[su_note note_color=”#d9f2da”]Tues 10 AM Update: This morning’s RAP (Rapid Refresh) model has thunderstorms breaking out 3-4 PM around Philadelphia and continuing on and off until 8-9 PM. Over past weeks, the morning RAP model has had a fairly good track record. [/su_note]

from earlier Tues morning:

[su_note note_color=”#d9f2da”]Tues 8 AM Update: Last night’s models have backed away from the severe weather in the immediate PHL area. The severe parameters (Helicity, Vertical Shear) have reduced from yesterday’s model runs; the expected lack of sunshine will reduce the chance of severe weather in our immediate neck of the woods.

One can still expect showers and thunderstorms to develop as early as noon and continue into the afternoon. Some of the rainfall may still be locally heavy in spots. It may be very windy in some thunderstorms.

As mentioned yesterday, the heavier dynamics now appear to develop to our south and east. [/su_note]

from yesterday…

Tuesday has been in the crosshairs for severe weather for several days.  The bullseye for the severe weather had been the immediate Philadelphia area, but the latest models show that the most extreme aspects looks to occur to the south of us, near the Washington DC area.

That said, there are plenty of ingredients that are poised to come together in our area.

A warm front will pass through Tuesday morning, possibly causing showers and thunderstorms before daybreak with another possibility around noon.  A cold front associated with a low pressure system moves through during the late afternoon and early evening hours.

Thunderstorms with heavy rain and high winds are possible both during the afternoon and early evening.  Some of the severe weather parameters (helicity, vertical shear) are highly elevated giving us a  risk of high winds and slight risk of tornados.  Luckily, we may not have that much sunshine, limiting the available energy and reducing the potential for very extreme weather.

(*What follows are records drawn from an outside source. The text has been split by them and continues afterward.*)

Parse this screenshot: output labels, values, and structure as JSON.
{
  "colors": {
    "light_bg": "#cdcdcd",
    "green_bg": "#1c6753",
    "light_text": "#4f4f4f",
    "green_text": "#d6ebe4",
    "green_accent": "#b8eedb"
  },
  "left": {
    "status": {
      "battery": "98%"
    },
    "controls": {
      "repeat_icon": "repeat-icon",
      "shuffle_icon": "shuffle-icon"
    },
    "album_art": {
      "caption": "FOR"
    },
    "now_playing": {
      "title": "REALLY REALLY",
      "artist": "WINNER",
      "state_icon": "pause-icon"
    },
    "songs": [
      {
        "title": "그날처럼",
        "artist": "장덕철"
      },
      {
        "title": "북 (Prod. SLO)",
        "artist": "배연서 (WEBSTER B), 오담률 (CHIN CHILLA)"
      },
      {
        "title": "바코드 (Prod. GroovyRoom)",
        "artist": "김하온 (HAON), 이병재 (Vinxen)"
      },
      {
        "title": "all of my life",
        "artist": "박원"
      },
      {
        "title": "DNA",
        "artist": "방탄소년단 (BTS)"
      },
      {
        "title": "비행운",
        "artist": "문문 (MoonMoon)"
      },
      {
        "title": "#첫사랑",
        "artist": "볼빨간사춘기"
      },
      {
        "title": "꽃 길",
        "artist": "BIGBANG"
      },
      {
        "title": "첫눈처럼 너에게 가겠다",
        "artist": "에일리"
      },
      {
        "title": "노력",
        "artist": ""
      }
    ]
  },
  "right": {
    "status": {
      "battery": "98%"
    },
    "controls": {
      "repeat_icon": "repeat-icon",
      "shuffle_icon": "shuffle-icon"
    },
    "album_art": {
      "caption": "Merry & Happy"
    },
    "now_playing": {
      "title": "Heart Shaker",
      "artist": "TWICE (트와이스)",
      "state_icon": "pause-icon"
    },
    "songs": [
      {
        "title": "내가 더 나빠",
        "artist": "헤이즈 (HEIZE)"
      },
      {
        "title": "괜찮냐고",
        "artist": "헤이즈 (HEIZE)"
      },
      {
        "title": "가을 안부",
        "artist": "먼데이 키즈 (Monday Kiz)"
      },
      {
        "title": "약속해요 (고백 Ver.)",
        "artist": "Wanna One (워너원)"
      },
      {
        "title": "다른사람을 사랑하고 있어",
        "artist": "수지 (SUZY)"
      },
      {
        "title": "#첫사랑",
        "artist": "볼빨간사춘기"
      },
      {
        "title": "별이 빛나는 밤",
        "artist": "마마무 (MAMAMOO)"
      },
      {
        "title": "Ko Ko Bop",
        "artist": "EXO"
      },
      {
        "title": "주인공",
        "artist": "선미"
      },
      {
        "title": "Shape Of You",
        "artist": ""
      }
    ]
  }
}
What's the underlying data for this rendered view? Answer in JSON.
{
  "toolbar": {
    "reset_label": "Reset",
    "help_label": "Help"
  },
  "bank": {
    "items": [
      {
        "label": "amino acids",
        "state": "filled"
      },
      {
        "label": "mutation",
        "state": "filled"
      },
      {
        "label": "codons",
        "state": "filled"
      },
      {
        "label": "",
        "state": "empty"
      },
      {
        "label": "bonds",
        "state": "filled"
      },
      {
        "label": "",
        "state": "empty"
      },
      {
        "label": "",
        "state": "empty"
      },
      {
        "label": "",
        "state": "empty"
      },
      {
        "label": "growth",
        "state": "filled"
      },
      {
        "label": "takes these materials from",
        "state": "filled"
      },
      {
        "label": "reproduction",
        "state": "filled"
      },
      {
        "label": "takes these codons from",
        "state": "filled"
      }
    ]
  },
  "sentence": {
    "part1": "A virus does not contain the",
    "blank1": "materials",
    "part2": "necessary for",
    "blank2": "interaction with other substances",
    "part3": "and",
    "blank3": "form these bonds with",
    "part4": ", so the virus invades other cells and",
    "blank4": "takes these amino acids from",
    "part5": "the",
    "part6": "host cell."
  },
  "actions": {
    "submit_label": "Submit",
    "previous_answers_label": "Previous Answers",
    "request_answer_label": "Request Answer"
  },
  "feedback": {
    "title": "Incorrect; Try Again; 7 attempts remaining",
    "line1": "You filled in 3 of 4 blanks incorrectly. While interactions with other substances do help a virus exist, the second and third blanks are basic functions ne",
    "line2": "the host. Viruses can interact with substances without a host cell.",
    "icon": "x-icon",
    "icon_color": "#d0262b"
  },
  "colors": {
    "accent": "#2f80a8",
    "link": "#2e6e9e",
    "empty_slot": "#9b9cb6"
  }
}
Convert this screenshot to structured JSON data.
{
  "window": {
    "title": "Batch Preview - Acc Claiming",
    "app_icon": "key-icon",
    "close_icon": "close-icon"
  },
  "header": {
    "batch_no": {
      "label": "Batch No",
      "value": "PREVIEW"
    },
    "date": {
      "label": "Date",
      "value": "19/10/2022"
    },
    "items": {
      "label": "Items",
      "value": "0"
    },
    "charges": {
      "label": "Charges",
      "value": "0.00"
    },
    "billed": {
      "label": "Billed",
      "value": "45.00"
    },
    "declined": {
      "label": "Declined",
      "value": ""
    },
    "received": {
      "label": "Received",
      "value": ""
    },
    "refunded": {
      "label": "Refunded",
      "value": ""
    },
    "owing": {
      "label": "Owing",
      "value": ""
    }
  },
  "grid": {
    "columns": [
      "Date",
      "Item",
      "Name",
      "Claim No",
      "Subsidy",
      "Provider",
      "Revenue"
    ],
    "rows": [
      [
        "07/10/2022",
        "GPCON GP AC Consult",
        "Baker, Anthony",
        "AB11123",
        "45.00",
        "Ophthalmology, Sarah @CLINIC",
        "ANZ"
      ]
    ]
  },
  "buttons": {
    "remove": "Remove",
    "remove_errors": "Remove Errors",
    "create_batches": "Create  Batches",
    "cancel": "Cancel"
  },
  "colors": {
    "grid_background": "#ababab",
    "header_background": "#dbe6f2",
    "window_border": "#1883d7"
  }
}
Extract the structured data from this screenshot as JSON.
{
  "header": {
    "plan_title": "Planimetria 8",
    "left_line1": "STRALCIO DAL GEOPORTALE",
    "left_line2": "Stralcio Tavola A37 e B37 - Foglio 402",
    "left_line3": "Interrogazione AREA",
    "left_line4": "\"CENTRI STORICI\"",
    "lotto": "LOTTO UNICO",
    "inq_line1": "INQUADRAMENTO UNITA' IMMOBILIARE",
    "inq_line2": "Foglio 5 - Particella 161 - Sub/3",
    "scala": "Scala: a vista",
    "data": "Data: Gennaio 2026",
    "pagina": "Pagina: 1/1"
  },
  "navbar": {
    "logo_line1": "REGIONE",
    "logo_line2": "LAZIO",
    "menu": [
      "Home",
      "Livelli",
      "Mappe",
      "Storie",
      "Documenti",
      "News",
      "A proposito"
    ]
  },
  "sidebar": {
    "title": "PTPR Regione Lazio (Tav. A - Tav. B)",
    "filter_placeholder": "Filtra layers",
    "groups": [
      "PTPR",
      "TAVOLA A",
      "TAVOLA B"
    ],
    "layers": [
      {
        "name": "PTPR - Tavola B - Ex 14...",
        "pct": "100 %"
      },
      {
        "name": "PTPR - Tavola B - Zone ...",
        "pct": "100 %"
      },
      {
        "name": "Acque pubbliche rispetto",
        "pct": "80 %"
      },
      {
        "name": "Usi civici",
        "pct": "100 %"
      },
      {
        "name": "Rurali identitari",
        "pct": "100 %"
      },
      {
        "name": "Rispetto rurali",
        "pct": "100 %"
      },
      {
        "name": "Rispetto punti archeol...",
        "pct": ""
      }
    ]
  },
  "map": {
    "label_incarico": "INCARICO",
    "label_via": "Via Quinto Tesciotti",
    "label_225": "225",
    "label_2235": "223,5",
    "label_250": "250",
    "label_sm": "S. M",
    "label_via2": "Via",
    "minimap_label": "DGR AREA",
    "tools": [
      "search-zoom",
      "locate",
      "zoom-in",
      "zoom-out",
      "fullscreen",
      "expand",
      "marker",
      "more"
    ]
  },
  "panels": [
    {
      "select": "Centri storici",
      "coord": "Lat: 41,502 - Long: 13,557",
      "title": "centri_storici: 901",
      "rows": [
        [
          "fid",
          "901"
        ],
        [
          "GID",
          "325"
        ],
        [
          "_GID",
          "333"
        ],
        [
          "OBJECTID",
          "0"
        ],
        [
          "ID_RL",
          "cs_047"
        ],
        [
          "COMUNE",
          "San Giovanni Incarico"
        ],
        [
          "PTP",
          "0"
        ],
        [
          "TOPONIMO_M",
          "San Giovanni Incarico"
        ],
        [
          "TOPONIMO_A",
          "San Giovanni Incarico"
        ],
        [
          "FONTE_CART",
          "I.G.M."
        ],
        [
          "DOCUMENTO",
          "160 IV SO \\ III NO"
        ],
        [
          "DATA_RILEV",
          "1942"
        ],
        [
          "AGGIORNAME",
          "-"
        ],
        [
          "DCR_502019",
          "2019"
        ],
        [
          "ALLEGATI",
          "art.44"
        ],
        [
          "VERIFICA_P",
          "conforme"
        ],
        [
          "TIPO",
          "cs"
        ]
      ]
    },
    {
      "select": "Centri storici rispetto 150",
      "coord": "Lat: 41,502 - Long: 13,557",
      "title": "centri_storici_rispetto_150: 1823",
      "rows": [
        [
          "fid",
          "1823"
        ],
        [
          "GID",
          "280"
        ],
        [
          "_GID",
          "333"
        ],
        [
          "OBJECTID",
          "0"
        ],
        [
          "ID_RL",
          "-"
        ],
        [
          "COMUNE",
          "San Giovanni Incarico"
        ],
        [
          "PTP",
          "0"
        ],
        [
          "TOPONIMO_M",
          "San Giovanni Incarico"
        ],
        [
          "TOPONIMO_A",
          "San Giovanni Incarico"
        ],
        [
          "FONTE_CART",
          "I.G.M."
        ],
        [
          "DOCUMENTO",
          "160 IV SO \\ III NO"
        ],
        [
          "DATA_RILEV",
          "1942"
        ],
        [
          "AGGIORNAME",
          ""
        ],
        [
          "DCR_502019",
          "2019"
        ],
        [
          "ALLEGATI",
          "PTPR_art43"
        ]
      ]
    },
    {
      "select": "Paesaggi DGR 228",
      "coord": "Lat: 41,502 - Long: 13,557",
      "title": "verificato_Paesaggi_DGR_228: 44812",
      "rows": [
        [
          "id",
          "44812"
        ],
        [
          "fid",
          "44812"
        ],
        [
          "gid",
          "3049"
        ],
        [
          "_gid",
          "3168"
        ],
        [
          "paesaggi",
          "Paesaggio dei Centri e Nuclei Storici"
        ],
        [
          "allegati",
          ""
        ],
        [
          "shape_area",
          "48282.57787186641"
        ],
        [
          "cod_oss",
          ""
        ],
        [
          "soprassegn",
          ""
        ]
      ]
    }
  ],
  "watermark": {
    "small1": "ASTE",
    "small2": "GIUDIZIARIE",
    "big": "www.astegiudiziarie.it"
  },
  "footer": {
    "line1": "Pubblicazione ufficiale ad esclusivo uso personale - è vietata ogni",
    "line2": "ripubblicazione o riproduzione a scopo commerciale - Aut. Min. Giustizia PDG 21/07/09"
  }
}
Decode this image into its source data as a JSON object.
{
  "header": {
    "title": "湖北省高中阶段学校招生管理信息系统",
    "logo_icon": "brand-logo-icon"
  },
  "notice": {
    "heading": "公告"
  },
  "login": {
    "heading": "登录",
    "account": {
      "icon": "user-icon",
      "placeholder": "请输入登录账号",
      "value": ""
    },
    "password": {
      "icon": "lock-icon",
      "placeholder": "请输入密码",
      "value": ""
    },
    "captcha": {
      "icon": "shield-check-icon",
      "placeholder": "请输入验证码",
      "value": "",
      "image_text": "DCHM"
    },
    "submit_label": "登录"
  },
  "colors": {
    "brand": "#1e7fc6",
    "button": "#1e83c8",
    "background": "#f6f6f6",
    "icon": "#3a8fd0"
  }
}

The models are still evolving and have changed their forecast considerably over the past 24 hours.  The NWS does a great job with these events and it’s suggested to stay tuned to their forecasts.